The worst state, short of vice, in which a mind can be, is one of unconcern respecting questions of the highest possible import;—questions which relate to God, duty, and eternity. These questions may have their foundation in error; but this no one can know for himself, who has refused to enquire: they may also rest on the most satisfactory basis, and lead on to the most salutary results; but whether they involve good or ill, the man must be wrong in regard to them, who either receive[s] them without evidence, or rejects them without due examination. Mental honesty is the great quality which all who have the light of reason should, before all things, labor to preserve; and, for myself, I see no essential difference between the hypocrite who, to serve a purpose, affects to believe that of which he is not convinced, and the sceptic who, under the impulse of his prejudices, refuses to enquire, or enquires only so far as he may find agreeable. Both are false; the one to his light, the other to his opportunities. The one professes what he does not believe, the other believes what he does not know;—I say what he does not know, for whoever declares that religion is false without due and faithful enquiry, makes a positive assertion while he seems only to deny, and entertains a conviction for which he has no sufficient warrant.

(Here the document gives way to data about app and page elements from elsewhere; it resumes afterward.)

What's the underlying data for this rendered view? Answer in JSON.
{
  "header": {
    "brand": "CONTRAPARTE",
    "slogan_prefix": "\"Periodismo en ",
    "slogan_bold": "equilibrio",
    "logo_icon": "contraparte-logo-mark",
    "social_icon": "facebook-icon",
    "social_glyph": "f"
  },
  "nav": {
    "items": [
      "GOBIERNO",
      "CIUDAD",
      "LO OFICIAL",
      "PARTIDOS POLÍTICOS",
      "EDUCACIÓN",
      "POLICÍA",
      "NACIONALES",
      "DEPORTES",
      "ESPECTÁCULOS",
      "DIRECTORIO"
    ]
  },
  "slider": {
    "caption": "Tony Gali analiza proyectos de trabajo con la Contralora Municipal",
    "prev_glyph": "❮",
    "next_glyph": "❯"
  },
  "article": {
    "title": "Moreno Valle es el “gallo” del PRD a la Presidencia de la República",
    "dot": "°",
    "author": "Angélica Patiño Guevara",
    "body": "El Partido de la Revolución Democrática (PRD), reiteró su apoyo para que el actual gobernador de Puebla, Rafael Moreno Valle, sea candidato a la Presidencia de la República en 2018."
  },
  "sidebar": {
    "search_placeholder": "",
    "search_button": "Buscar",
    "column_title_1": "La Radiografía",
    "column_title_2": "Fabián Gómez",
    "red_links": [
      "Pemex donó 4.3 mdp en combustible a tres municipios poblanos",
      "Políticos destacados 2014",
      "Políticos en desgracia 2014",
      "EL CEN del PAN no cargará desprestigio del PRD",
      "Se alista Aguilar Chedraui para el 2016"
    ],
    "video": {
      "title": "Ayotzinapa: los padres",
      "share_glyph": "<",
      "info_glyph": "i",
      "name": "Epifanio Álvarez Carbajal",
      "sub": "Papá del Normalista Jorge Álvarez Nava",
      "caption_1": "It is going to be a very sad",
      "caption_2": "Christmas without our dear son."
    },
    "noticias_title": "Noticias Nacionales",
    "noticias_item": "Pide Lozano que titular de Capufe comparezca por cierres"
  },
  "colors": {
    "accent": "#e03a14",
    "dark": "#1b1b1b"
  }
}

John Relly Beard, The Religion of Jesus Christ Defended from the Assaults of Owenism (London: Simpkin, Marshall and Co., 1839), p. 26.